Benne Wafers

Benne WafersUnique to the Lowcountry since Colonial times, Benne (the Bantu word for sesame) was brought to America from East Africa in the 17th century during the slave trade era. Probably the oldest crop grown for its mild, nut-like taste, this versatile annual herb was planted extensively throughout the South. Nutritionally, sesame is high in protein, contains no cholesterol and is rich in calcium, iron, zinc, and vitamins B and E.

Southern Style Cooking

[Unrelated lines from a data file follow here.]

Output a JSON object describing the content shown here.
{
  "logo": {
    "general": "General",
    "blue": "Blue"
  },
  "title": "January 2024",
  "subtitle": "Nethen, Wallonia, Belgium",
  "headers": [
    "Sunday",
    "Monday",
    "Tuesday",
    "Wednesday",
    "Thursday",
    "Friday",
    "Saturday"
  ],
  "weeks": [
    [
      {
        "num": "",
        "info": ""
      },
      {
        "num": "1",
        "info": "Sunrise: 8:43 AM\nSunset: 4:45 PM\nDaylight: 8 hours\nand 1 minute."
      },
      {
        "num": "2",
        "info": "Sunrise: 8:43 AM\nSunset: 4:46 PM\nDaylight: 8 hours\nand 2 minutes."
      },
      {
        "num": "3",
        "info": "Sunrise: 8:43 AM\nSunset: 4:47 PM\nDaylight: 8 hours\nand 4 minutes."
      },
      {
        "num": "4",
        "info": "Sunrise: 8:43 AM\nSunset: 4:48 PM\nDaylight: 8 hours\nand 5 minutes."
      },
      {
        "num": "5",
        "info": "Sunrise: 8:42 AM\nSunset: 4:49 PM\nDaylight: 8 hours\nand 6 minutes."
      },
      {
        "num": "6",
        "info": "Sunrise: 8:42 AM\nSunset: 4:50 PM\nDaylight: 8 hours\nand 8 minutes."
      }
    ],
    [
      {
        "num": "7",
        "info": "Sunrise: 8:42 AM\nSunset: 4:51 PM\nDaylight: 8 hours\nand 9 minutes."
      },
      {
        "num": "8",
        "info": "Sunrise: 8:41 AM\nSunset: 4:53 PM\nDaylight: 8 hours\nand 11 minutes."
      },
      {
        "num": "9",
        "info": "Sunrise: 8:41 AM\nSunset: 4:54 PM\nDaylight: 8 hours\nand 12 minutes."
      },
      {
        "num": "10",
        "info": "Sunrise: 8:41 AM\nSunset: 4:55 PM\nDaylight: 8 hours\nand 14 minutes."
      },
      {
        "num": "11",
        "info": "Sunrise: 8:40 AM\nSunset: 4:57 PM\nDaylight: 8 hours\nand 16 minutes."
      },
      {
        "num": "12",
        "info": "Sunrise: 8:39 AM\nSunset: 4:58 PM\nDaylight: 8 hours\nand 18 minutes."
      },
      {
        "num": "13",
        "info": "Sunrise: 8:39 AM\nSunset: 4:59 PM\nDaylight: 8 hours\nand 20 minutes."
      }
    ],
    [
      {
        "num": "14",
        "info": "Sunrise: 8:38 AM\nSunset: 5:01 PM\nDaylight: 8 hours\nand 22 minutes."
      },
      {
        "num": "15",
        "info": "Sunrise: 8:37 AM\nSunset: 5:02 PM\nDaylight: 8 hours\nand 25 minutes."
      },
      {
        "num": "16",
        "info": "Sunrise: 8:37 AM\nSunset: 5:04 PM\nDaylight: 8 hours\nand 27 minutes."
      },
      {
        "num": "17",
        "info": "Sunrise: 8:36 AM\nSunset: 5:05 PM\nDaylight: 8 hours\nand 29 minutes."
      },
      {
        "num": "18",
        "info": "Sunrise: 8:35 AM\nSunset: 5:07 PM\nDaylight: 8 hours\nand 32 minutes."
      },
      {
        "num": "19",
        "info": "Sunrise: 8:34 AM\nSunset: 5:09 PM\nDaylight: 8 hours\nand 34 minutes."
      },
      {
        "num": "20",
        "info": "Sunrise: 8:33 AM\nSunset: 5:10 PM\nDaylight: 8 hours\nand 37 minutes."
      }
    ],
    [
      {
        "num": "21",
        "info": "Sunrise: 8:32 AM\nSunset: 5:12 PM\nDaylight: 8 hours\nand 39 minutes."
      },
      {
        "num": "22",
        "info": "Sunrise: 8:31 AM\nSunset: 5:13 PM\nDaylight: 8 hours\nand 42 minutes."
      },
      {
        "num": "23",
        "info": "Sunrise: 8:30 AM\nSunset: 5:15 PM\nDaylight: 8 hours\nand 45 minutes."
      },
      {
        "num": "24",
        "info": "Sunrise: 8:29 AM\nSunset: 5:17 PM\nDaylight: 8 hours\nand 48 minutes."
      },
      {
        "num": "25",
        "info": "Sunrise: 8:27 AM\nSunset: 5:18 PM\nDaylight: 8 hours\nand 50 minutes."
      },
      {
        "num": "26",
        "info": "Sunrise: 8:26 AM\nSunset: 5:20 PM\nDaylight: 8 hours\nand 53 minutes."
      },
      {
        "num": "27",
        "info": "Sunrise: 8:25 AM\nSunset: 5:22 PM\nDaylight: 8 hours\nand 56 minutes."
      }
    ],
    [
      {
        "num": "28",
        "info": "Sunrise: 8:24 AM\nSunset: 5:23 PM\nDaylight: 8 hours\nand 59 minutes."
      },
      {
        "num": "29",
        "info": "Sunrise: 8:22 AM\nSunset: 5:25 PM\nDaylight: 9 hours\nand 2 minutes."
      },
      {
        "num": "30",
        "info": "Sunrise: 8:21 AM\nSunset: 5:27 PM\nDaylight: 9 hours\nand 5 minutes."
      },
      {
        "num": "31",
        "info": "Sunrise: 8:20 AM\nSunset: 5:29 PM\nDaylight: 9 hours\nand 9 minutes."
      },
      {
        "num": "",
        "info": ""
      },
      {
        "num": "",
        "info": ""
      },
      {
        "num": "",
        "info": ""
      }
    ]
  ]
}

Benne wafers are still made by hand with the same care used in the plantation kitchens of the past, and you’ll find benne wafers in candy shops and stands throughout the Lowcountry. The Olde Colony Bakery in Charleston claims to own the most authentic Benne Wafers recipe.  “Our recipe dates back well over 100 years and is said to be the only existing original Benne Wafer recipe.” The bakery has been selling this Charleston favorite since 1919, and says these cookies “perfectly represent the fine taste and heritage of the Charleston, South Carolina area.”
The Bantu believe that eating these delicious thin, crisp cookies made with tasty toasted sesame seeds brings good luck, a wonderful benefit of great southern style cooking!


Traditional Preparation
  • ¾ cup butter
  • 1 ½ cups brown sugar
  • 2 eggs
  • 1 ½ cups flour
  • ½ cup sesame (benne) seeds
  • 1 teaspoon vanilla
  • ¼ teaspoon baking powder
Cream butter and sugar together and mix with other ingredients in the order given. Drop with a teaspoon onto a well-greased cookie pan, far enough apart to allow spreading while baking. Bake in a 325º F oven for 7-10 minutes.
Yield: 7 dozen.